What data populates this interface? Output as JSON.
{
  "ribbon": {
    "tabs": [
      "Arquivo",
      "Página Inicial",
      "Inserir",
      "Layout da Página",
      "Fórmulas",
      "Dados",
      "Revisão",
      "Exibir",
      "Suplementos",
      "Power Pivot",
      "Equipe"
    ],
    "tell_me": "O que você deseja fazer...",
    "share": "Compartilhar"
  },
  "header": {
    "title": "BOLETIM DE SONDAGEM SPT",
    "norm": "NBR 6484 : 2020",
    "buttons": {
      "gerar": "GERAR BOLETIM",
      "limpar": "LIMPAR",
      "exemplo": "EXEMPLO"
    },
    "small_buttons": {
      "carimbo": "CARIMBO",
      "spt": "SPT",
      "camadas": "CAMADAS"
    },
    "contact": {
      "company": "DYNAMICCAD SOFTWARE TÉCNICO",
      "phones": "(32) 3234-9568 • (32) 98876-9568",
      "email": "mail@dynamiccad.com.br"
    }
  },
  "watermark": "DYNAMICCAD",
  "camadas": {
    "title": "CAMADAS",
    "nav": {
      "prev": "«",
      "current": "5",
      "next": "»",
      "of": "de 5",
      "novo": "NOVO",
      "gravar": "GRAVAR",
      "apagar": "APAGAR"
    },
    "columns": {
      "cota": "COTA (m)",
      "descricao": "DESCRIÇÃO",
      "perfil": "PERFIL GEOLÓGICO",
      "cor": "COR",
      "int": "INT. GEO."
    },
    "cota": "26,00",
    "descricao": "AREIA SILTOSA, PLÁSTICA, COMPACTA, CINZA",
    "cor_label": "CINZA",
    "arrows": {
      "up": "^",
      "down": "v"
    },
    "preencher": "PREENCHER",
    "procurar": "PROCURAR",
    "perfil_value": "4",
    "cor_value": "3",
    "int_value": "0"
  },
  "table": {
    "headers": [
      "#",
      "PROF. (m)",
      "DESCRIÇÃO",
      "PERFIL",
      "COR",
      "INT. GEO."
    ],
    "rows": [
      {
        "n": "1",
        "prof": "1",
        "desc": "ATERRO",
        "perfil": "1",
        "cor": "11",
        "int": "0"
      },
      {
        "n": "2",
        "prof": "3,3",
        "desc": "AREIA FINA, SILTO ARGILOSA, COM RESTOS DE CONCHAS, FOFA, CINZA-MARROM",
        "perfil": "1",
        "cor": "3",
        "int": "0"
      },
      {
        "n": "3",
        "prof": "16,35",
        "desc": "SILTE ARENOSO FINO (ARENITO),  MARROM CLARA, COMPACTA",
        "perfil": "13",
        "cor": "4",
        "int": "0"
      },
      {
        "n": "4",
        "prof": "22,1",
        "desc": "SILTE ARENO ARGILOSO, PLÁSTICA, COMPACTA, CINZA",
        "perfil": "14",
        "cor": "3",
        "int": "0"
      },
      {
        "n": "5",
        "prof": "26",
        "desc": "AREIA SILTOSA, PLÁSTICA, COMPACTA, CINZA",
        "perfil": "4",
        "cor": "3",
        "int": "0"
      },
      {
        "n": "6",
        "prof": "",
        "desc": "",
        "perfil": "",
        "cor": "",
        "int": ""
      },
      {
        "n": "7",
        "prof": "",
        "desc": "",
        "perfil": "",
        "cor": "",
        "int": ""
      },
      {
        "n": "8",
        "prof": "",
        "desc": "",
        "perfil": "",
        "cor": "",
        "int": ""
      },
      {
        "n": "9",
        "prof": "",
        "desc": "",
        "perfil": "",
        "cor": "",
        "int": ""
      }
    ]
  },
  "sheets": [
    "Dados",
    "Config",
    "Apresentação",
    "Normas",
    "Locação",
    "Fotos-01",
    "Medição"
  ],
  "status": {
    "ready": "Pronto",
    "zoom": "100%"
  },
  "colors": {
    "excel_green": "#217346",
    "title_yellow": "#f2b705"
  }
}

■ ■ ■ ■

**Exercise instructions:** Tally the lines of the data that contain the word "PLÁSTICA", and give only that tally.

**Output below:** 3